● **Task details**
Check every line below for the word "desc" and copy each one that has it.

(Listed entries Opens)

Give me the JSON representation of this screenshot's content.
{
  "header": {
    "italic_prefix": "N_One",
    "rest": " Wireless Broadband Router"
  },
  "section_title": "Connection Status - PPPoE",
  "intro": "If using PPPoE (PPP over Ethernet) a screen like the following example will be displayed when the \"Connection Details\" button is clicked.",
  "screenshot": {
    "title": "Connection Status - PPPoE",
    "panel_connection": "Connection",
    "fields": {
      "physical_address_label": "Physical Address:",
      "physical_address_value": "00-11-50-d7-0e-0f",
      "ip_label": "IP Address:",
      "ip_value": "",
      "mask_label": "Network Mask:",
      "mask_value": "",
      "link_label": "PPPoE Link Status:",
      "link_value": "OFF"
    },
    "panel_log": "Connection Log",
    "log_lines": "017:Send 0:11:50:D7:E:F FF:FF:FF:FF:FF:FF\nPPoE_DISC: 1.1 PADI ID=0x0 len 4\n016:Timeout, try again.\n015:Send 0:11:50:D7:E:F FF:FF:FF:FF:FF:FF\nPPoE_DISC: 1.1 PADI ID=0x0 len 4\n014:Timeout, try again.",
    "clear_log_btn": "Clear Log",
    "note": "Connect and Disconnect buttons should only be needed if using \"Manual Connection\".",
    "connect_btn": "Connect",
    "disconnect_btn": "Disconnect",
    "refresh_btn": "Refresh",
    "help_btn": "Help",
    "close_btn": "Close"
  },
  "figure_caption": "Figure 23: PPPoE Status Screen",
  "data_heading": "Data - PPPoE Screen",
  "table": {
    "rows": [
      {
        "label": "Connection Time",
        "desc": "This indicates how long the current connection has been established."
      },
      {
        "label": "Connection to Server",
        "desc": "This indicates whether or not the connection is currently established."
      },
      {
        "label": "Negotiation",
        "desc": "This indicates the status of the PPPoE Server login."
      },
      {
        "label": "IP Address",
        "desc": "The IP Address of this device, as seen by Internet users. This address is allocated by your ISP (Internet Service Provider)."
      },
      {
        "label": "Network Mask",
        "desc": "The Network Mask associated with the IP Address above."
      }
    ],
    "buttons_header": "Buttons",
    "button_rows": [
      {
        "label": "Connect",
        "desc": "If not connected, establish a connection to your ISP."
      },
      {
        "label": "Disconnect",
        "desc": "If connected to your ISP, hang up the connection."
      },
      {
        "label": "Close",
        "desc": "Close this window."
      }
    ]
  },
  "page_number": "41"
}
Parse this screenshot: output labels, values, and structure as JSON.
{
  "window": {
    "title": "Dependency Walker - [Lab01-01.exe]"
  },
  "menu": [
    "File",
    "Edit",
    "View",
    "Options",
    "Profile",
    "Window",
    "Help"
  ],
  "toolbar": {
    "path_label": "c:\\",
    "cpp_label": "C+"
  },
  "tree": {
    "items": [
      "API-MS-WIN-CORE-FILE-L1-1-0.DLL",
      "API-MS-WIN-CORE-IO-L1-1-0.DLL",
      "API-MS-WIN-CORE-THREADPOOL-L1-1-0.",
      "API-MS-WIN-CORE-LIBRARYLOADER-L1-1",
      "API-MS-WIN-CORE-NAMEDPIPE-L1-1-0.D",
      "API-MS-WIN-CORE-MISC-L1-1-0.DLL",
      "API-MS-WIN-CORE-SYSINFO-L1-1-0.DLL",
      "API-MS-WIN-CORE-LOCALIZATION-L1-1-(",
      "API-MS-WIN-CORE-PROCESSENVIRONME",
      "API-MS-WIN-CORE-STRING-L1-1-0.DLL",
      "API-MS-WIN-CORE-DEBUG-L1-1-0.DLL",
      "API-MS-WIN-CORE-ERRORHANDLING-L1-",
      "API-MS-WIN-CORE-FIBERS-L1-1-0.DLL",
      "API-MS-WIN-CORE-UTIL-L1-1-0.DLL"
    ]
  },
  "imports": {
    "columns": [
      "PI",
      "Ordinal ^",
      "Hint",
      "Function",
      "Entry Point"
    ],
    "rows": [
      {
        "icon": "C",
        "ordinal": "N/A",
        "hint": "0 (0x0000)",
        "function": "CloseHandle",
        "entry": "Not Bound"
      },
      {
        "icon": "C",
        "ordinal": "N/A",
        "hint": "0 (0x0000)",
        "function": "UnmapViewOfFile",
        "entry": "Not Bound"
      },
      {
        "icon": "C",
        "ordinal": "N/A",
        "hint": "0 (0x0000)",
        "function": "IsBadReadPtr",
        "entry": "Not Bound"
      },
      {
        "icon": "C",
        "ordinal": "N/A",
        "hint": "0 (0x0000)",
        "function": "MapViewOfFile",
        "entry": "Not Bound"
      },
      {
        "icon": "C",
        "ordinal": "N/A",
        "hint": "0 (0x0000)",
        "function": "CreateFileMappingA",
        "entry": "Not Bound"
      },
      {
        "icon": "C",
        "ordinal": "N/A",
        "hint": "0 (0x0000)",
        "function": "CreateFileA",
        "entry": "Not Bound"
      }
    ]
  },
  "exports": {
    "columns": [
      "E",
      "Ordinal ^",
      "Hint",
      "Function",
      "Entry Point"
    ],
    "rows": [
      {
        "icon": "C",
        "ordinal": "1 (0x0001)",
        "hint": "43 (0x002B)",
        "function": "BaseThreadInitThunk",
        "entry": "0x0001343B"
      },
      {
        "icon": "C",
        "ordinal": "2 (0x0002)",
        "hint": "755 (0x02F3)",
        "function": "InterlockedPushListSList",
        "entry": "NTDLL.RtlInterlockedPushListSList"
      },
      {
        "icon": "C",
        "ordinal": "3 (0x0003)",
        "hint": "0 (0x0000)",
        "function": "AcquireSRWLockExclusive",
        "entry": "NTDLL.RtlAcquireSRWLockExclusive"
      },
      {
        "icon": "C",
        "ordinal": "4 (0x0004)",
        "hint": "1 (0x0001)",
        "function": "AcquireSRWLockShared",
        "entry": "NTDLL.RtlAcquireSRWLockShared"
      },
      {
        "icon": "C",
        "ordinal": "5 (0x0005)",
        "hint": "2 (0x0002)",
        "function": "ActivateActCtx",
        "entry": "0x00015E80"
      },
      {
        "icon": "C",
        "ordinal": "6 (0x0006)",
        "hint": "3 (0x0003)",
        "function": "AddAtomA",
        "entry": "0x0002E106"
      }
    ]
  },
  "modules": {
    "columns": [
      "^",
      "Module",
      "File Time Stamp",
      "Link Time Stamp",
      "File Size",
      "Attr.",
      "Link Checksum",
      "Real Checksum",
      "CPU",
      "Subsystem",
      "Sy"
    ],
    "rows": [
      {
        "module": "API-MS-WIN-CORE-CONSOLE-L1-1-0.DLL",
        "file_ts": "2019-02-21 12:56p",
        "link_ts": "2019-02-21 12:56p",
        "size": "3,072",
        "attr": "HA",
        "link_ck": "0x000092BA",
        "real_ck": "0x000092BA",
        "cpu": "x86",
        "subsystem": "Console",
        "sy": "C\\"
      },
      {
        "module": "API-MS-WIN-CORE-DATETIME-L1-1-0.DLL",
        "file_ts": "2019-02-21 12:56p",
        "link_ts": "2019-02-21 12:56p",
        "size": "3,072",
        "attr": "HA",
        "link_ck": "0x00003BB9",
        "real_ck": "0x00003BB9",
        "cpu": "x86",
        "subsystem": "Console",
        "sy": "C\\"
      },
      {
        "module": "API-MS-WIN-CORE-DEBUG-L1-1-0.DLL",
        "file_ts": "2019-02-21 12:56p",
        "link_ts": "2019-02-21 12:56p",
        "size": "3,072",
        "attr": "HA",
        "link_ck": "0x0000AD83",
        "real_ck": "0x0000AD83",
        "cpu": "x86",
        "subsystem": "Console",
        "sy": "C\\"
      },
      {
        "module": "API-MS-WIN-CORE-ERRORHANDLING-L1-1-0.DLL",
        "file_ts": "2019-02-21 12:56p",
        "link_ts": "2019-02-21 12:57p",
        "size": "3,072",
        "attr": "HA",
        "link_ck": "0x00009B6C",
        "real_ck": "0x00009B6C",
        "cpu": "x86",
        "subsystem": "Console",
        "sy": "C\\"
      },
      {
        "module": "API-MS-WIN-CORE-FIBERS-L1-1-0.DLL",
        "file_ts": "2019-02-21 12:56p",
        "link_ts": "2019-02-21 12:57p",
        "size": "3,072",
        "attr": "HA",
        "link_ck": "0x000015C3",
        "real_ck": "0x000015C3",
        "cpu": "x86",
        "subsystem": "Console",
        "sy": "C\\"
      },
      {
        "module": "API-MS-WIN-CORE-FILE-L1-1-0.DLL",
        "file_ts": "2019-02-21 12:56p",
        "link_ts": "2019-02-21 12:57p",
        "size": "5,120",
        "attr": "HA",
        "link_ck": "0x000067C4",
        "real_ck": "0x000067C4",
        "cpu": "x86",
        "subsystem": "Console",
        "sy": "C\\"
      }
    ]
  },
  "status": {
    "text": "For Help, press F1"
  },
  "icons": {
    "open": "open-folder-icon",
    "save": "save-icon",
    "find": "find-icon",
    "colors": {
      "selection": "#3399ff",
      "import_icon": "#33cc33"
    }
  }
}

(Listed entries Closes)

● **Completed task**
        "desc": "This indicates how long the current connection has been established."
        "desc": "This indicates whether or not the connection is currently established."
        "desc": "This indicates the status of the PPPoE Server login."
        "desc": "The IP Address of this device, as seen by Internet users. This address is allocated by your ISP (Internet Service Provider)."
        "desc": "The Network Mask associated with the IP Address above."
        "desc": "If not connected, establish a connection to your ISP."
        "desc": "If connected to your ISP, hang up the connection."
        "desc": "Close this window."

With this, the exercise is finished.